§ Work task:
Give back every record word for word, but keep the pictures out.

§ Data to use:

..........

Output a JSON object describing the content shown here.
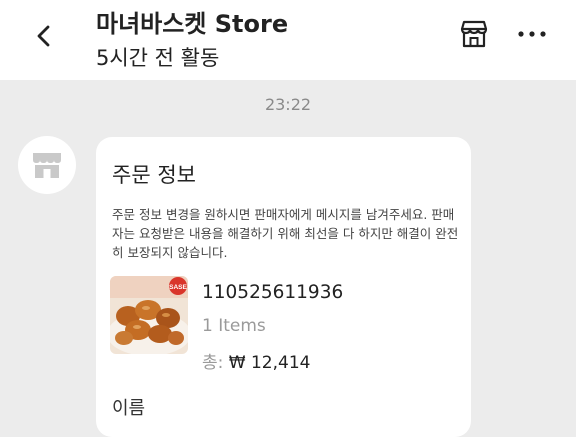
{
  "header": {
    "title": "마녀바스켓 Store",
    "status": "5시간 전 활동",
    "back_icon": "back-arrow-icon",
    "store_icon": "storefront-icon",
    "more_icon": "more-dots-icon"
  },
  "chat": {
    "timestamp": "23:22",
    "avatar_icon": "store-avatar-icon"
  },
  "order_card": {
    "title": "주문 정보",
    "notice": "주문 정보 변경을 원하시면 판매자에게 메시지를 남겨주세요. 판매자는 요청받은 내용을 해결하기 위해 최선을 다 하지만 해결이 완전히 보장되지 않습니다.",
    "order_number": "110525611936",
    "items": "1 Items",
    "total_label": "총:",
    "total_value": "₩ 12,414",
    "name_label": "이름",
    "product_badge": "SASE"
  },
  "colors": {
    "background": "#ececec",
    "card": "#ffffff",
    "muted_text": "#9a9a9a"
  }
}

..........

§ Task result:
Output a JSON object describing the content shown here.
{
  "header": {
    "title": "마녀바스켓 Store",
    "status": "5시간 전 활동",
    "back_icon": "back-arrow-icon",
    "store_icon": "storefront-icon",
    "more_icon": "more-dots-icon"
  },
  "chat": {
    "timestamp": "23:22",
    "avatar_icon": "store-avatar-icon"
  },
  "order_card": {
    "title": "주문 정보",
    "notice": "주문 정보 변경을 원하시면 판매자에게 메시지를 남겨주세요. 판매자는 요청받은 내용을 해결하기 위해 최선을 다 하지만 해결이 완전히 보장되지 않습니다.",
    "order_number": "110525611936",
    "items": "1 Items",
    "total_label": "총:",
    "total_value": "₩ 12,414",
    "name_label": "이름",
    "product_badge": "SASE"
  },
  "colors": {
    "background": "#ececec",
    "card": "#ffffff",
    "muted_text": "#9a9a9a"
  }
}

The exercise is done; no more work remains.